SCANIA TACKLES EMISSIONS WITH BIO-FUEL OPTIONS
SCANIA AUSTRALIA has recently signed Memoranda of Understanding (MOU) with three providers in the bio-fuels industry, to “lubricate the path towards adoption of more sustainable and cleaner transport solutions for its customers,” it stated.
In recent weeks, Scania has signed an MOU with Wilmar Bioethanol Australia, Ecotech Biodiesel, and the NGV Group, which are the infrastructure suppliers and consultants for natural gas and biogas.
“Having held many discussions at high levels with a number of transport-related entities throughout the course of the year, from governments to operators and suppliers and having noted significant enthusiasm for actually turning this into action, Scania is now moving to facilitate the adoption of alternative-fuelled vehicles in Australia,” said Anthony King, Scania Australia’s Sustainable Solutions manager.
“We have therefore embarked on a programme of creating MOUs with a number of key suppliers who will supply reliable, consistent and widely available fuels for customers nominating alternative fuels for their future Scania vehicles.
“This is all part of our drive towards creating a sustainable transport future,” King said. “Sustainability at Scania is based on the three pillars of energy efficiency; alternative fuels, electrification; and smart and safe transport.
“Transport contributes a quarter of total energy-related CO2 emissions and it is these emissions that are contributing to climate change. Operators do not have to wait to adapt their businesses to a
sustainable transport system – the solutions are already here. Scania can provide a broad range of platforms and services to support our customers today and tomorrow,” King said.
ASSISTING THE REDUCTION
According to the company, Scania does not see a ‘one-size’ fits all solution, yet by driving the shift through optimised transport systems and by choosing sustainable fuel pathways it is already assisting its customers to reduce emissions.
“Scania has a long heritage of designing and engineering and putting into production alternative-fuelled vehicles across our bus and truck divisions, as well as our industrial engines,” King explained. “We already have a long-running association with gas engine supplier Sandfirden, with the first industrial gas engines already in use in Australia, able to run on waste-generated methane.
“The arrangements we are putting in place now with Wilmar Bioethanol, Ecotech Biodiesel and NGV Group are the first steps in the programme to be able to import, distribute, sell, service and maintain vehicles that run on alternative fuels, or hybrids that run on alternative fuels as well.
“Scania is awaiting the arrival of its first hybrid buses, which will be in the country within 6-7 months,” King said. In use in Madrid, these buses are showing a 25 per cent reduction in fuel use, reducing emissions by the same amount.
“We are also looking at alternative-fuelled trucks for some customers, and we have seen in Sweden the success of the Scania hybrid truck for urban distribution.
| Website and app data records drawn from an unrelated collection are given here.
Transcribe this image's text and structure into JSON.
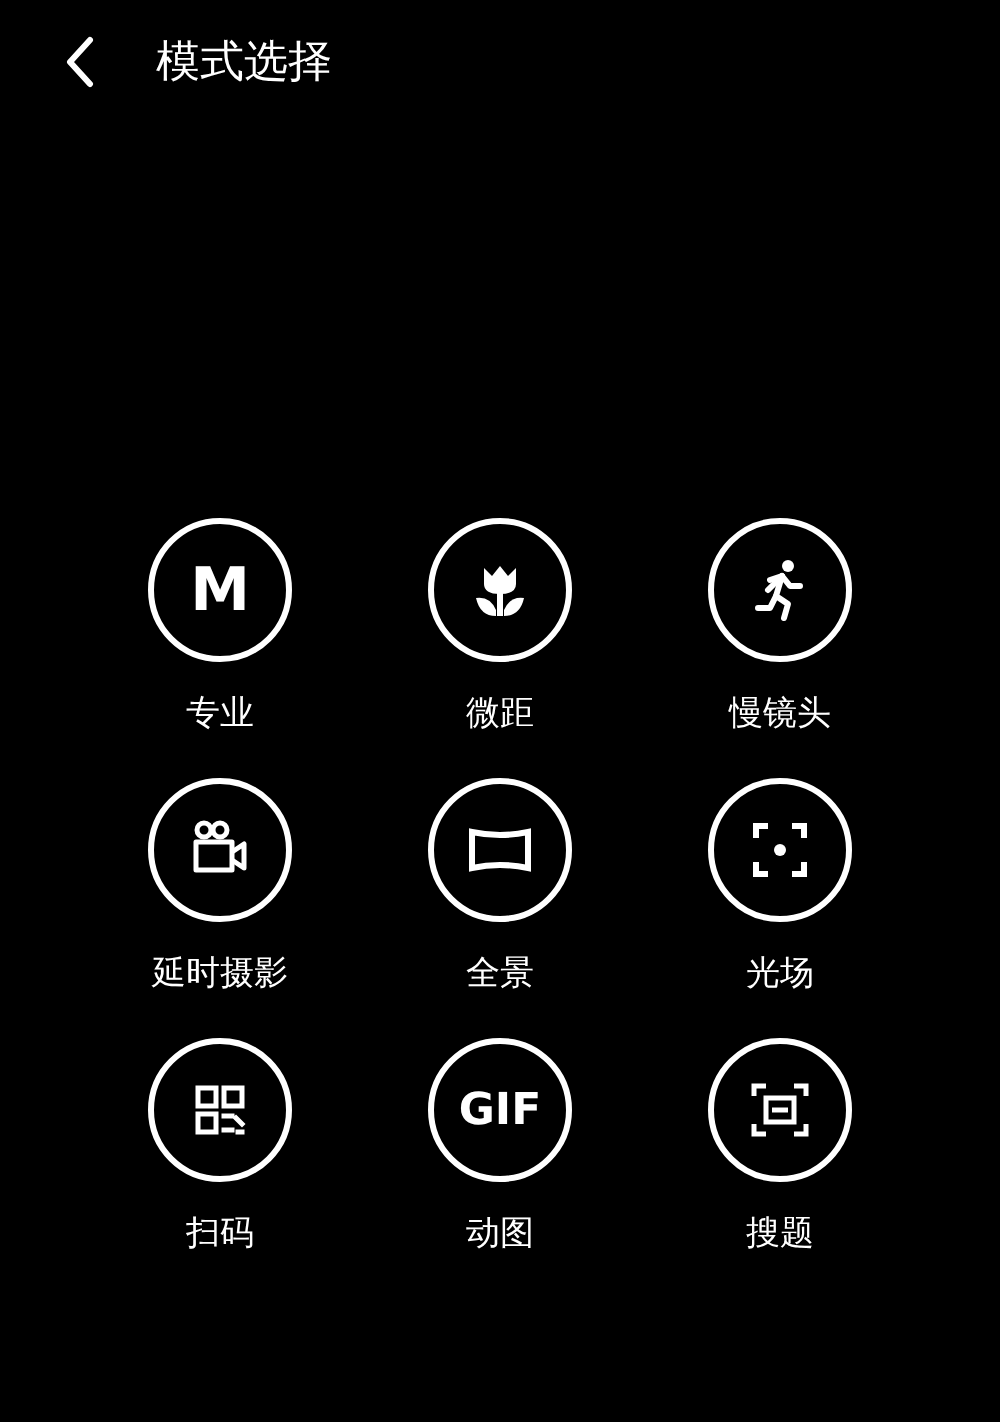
{
  "header": {
    "title": "模式选择"
  },
  "modes": [
    {
      "label": "专业",
      "kind": "text",
      "glyph": "M"
    },
    {
      "label": "微距",
      "kind": "flower"
    },
    {
      "label": "慢镜头",
      "kind": "runner"
    },
    {
      "label": "延时摄影",
      "kind": "camera"
    },
    {
      "label": "全景",
      "kind": "panorama"
    },
    {
      "label": "光场",
      "kind": "focus"
    },
    {
      "label": "扫码",
      "kind": "qr"
    },
    {
      "label": "动图",
      "kind": "text",
      "glyph": "GIF"
    },
    {
      "label": "搜题",
      "kind": "scan"
    }
  ]
}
These have the ability to run short distances on battery power alone, which allows them access to densely populated urban areas at night for deliveries, or waste collection, which leads to a reduction in congestion during daylight rush hours.”
According to King, in the UK Scania has worked with John Lewis Partnership, a premium supermarket and department store chain to deliver bio-methane-fuelled trucks for medium-duty distribution. These vehicles have a range of up to 800km and achieve a CO2 reduction of 70 per cent.
“As Scania has been a leader in the provision of Euro 6 emission-control compliant vehicles in Australia – notably with the fleet of close to 100 Euro 6 buses delivered to Transport Canberra since 2014 – plus the delivery of many Scania trucks similarly compliant, it is only natural that we now look at rolling out access to further alternative fuel vehicles to a wider body of customers,” King said.
“This is all part of our drive towards ... a sustainable transport future.”